Let’s stop moving backward

Jeremy Ostergaard

As our university tries to keep up with the ever evolving technology market, it’s taking a few steps backward.  Since 2000, NMU’s Technology, Learning and Communication Initiative has provided students with an essential tool for their academic careers – a personal laptop.  NMU is now planning possible changes to the TLC program, which involve longer leases, a new network and switching to tablets moves in the wrong direction for students.

When the TLC program first started, students received ThinkPad laptops that were exchanged every two years.  This kept up well Moore’s law, which states that processor power follows a trend of doubling every two years.  In 2012, this was changed to a three-year cycle.

Now, NMU is extending laptop leases to four years.  The senior class this year, instead of receiving newer laptops, was told they would be keeping their current models until graduation.  While NMU hasn’t confirmed that four years will be the standard going forward, they have said it is a possibility.  Mentions of three-year laptop leases have also been removed recently from nmu.edu.  Having to use slower, four-year-old laptops is a pain, and it’s hard for graduates to settle for buying them when there’s newer, faster models available.

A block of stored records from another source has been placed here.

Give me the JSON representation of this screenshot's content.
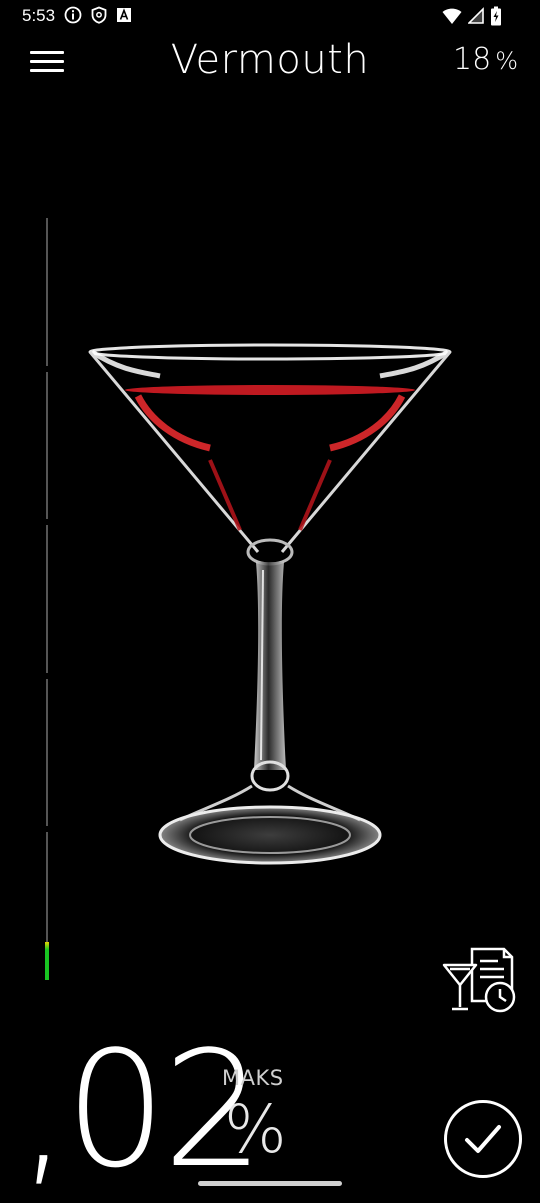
{
  "status_bar": {
    "time": "5:53",
    "left_icons": [
      "info-icon",
      "shield-icon",
      "a-box-icon"
    ],
    "right_icons": [
      "wifi-icon",
      "cell-signal-icon",
      "battery-charging-icon"
    ]
  },
  "app_bar": {
    "menu_icon": "hamburger-menu-icon",
    "title": "Vermouth",
    "abv_value": "18",
    "abv_unit": "%"
  },
  "gauge": {
    "segments": 5,
    "level": 0.05,
    "colors": {
      "fill_low": "#19c522",
      "fill_top": "#e6d400",
      "track": "#555555"
    }
  },
  "drink_image": {
    "icon": "martini-glass-illustration",
    "liquid_color": "#d41c24"
  },
  "history_button": {
    "icon": "drink-history-icon"
  },
  "reading": {
    "value": ",02",
    "label": "MAKS",
    "unit": "%"
  },
  "confirm_button": {
    "icon": "checkmark-icon"
  }
}
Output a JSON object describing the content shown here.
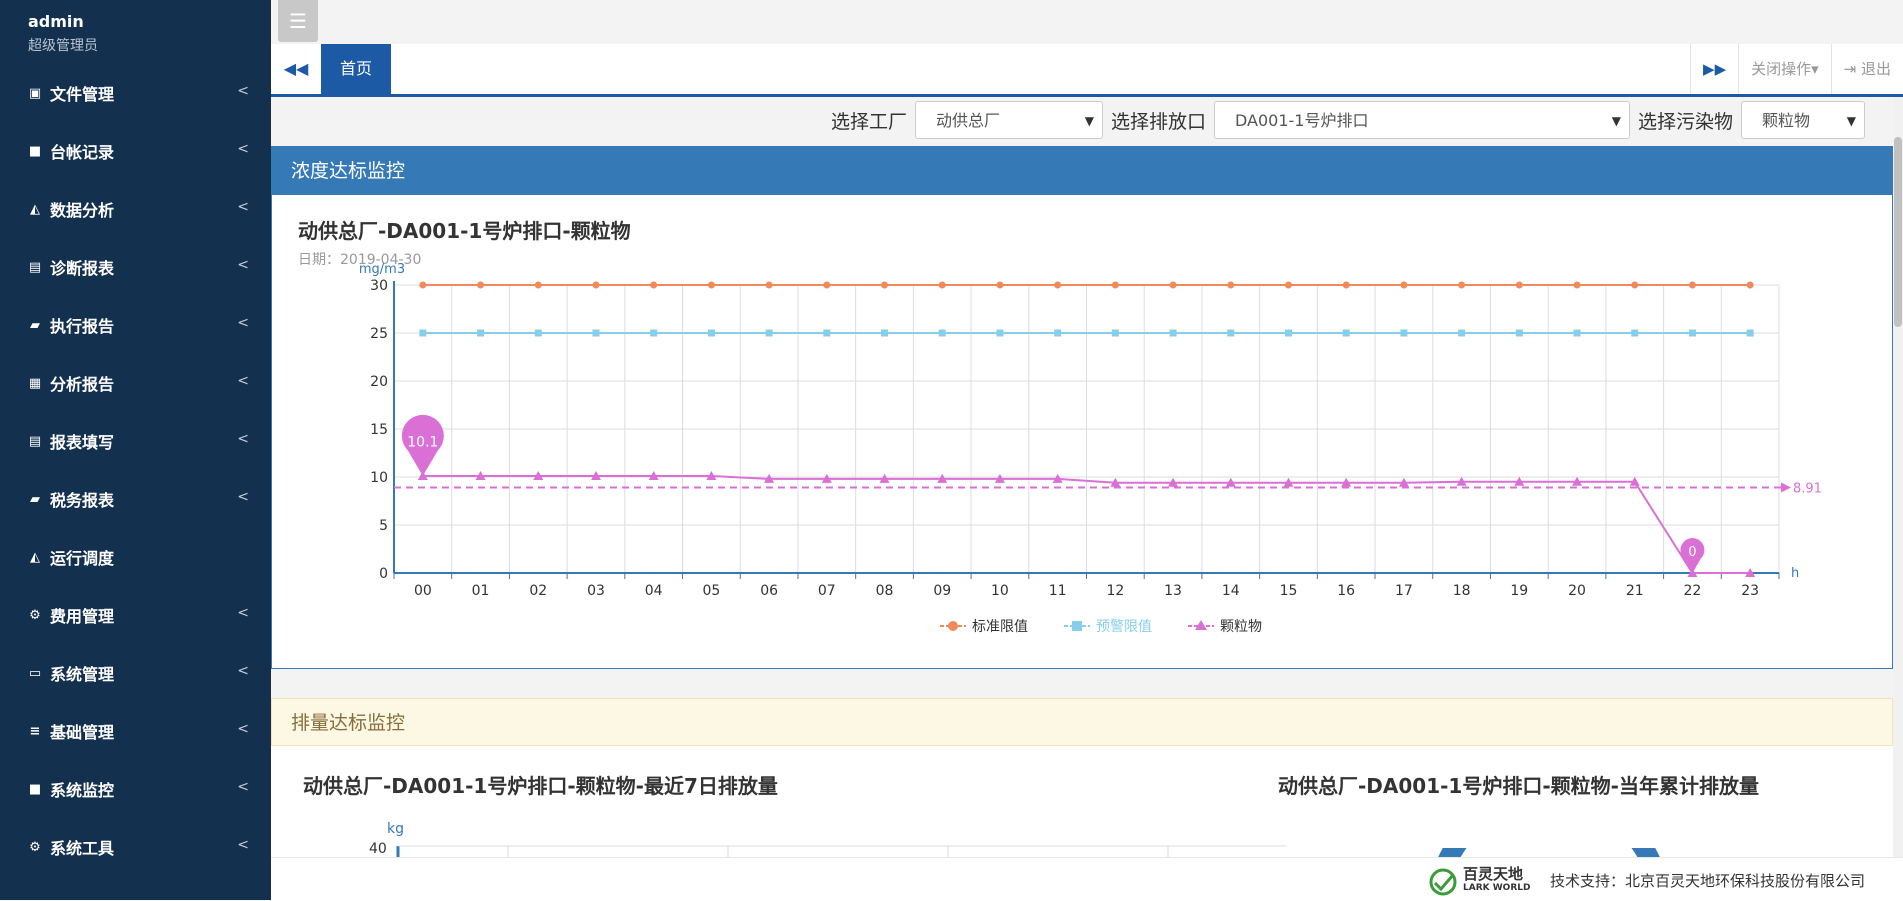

NMU is also planning to move from WiMAX to LTE, a faster wireless technology, according to HelpDesk documents obtained from EduCat.  While LTE provides improvements, it’s not the right time to make sacrifices to switch. HelpDesk meetings in May stated that money saved by extending seniors’ leases is being used for the LTE transition.  It’s unfair to take funding away that benefits seniors and use it for a network that won’t be completed until after they graduate.  I’d like to see this money to the senior class in some way, perhaps via a refund.  WiMAX is still capable, and there are options like mobile hotspots to keep using it.  Meanwhile, the LTE network is years from completion, with only a few functional towers for testing.

The most concerning change is that tablets are being considered for replacing laptops.  NMU’s marketing division wants to make the college look high-tech, and what better way than shiny and sleek mobile devices?  They’re reducing the current inventory of computers, which makes a transition to tablets easier.  The HelpDesk is also currently testing a ThinkPad tablet that has no attachable keyboard, only 64 GBs of storage and much less processor power and memory than current NMU computers.

With features like that, tablets cannot meet the needs of college students.  While Windows tablets can run the same programs of a full PC, they lack the same computing ability, storage capacity and versatility.  Intensive programs that engineering or science majors use could lag badly.  Connecting to multiple USB devices or the faster wired network would require special adapters.  Smaller screens and keyboards would make projects and papers even more difficult to finish.  I myself own a tablet, and while it’s fun for entertainment, it’s not capable of replacing my laptop.

Tablets would also have issues with durability and repairability.  A large, exposed screen is easier to damage and a handheld device is more likely to be dropped.  Tablets are notoriously hard to repair, often requiring prying and melting adhesive.  This means that instead of Micro Repair taking care of your broken screen, it might be shipped back to the manufacturer, resulting in the loss of student jobs on campus.

NMU should reconsider these changes and think about what would benefit the students most.  ASNMU is currently taking feedback on the future of the TLC program.  If you’d like to voice your concerns, please email [email protected]